How and Why Do We Study Literature?

Literature is a special form of expressing emotion, a way to abreact one’s feeling about a specific topic or event. This process of expressing ourselves exists not only in literature, but also in our everyday life when we feel or generate a distinct opinion about something in our life, and this opinion often comes with a special emotion. According to psychology, the emotion that we remember are mostly going to be pessimistic. When we have these negative emotions, what we want is someone to talk to, something to sympathize with, or someone to understand the situation that you are in. In this case, literature would be one of the best way to accomplish this, for it describes the smallest sorrow in one’s life and expresses it through a series of carefully selected language, and this expression makes the reader feel that they are understood. It is that part of understanding, the fact of knowing that someone else in the world is also suffering or withstanding the similar situation, knowing that oneself is not alone in this world, creates a resonance between the reader and the writer’s intention of writing the literary piece. From the ideas above we can conclude that the reason why we study literature, is to find the type of comfort, acknowledgement, and resonance.

 

Having said that, to achieve these goals for studying literature, readers need to understand multiple aspects of the piece, which include but not limited to the time period the piece is created, it allows a more thorough understanding of the piece and the author’s intention; the place, geographically, of where the piece is created, it gives a clearer picture of what specific issue or problem the author was facing while creating this piece and defines the culture which the piece was written in. Moreover, the most important part, readers need to understand the true purpose of the author, what message, or say “theme”, the author is addressing and communicating with the reader through a literary piece.
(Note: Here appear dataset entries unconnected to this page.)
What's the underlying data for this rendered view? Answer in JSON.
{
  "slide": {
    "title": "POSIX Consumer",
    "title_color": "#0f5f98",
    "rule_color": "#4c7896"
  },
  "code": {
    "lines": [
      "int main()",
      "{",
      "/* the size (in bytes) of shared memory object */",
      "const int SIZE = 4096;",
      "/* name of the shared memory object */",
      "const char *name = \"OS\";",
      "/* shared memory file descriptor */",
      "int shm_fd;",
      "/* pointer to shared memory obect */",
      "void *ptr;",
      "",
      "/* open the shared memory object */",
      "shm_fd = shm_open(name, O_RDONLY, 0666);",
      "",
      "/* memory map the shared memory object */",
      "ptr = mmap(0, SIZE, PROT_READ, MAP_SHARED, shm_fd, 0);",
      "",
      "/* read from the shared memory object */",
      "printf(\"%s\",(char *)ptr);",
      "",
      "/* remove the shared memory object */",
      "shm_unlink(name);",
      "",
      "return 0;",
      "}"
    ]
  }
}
The message, to me, is the most important part of constructing that resonance between the reader and the author. To conclude, it is fairly important for the reader to understand the multiple aspects of one literary piece to truly understand the meaning of it.

 

With the points above said, I feel like I am in a pretty strong agreement with the new IB rubric on the areas of exploration in terms of studying literature.